Sunday 2 October 2022

Venezuelan Bolivar Hits All Time Low with the Dollar, Tanks Minimum Wage

Paying the bills

Latest

Do you still have the old ¢10K notes? Know what to do

QCOSTARICA - As of today, October 1, 2022, all...

PC games for soccer fans

Soccer is the number one sport. And it's not...

How To Receive Free Money? 4 Ways To Get Some Cash

Believe it or not, you can actually receive free...

Government signs regulations of the Cannabis Law for medicinal and therapeutic use

QCOSTARICA - The regulation of the Cannabis Law for...

It snows in Costa Rica?

QCOSTARICA - As if it were snow, some areas...

Tourists put their lives at risk due to Costa Rica’s poor road conditions

QCOSTARICA - The poor state of national routes represents...

INS will maintain November 1 start for collection of Marchamo

QCOSTARICA - The Instituto Nacional de Seguros (INS) -...

Dollar Exchange

¢623.48 Buy

¢631.32 Sell

01 October 2022 - At The Banks - BCCR

Paying the bills

Share

The Venezuelan bolivar is at an all time low with the dollar, amidst political turmoil (Twitter).

The parallel dollar in Venezuela broke a new record by climbing 32% in a few hours, a figure that brings the bolivar fuerte to a historical low with the dollar.

On Wednesday, August 2, the dollar stood at Bs 14,780.89, constituting the fourth consecutive day of record lows, and placing the monthly minimum wage of Venezuelans at USD $6.63.

After the uncertainty in Venezuela generated by the Constituent Assembly, with the accompanying political and social tension, currency exchange restrictions, and onerous price controls, the advance of the dollar seems unstoppable.

- Advertisement -

According to the website DolarToday, which reports the daily exchange rate for border transactions in Cúcuta, Colombia, the bolivar fell 32% yesterday, from Bs 11,185.95 to Bs 14,780.89 per dollar.

These data offered by DolarToday refer to the so-called parallel dollar. It is a kind of black market that serves as a reference for citizens and companies, and even Bloomberg quotes in its reports since the government of Nicolás Maduro fails to provide factual economic statistics, and routinely shrouds economic data in secrecy.

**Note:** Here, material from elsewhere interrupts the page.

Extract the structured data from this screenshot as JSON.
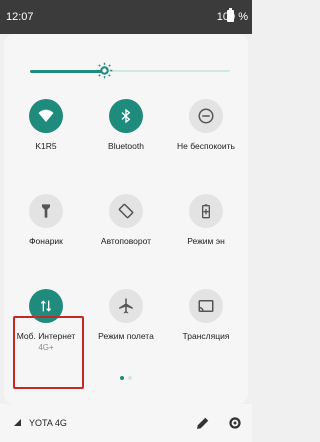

The stage looks complicated. Venezuelan economist Luis Oliveros warns that in addition to the threat posed by the Constituent Assembly, Venezuela must concern itself with a drop in oil production and what in his opinion will be the most important: potential US sanctions against Venezuela. “If that happens, what we’ve seen is nothing compared to what could happen.”

The government has suffered from sharply reduced foreign reserves, and is depend upon oil for 96% of its dollar income. With the bolivar in free-fall, Venezuelans have become accustomed to relying on the parallel dollar market as a reference for pricing most of the country’s goods and services.

Source: Panampost, El Mundo, El Estimulo

- Advertisement -

Article originally appeared on Today Venezuela and is republished here with permission.

- Advertisement -
Paying the bills
Avatar photo
Q24N
Q24N is an aggregator of news for Latin America. Reports from Mexico to the tip of Chile and Caribbean are sourced for our readers to find all their Latin America news in one place.

Related Articles

“If you don’t pay, your family pays”: new repressive pattern of the regime

TODAY NICARAGUA (Confidencial) Between September 4 and 18, the regime of...

Colombia: Gustavo Petro sworn in as president

QCOLOMBIA – Gustavo Petro, a former member of Colombia’s M-19 guerrilla...

Subscribe to our stories

To be updated with all the latest news, offers and special announcements.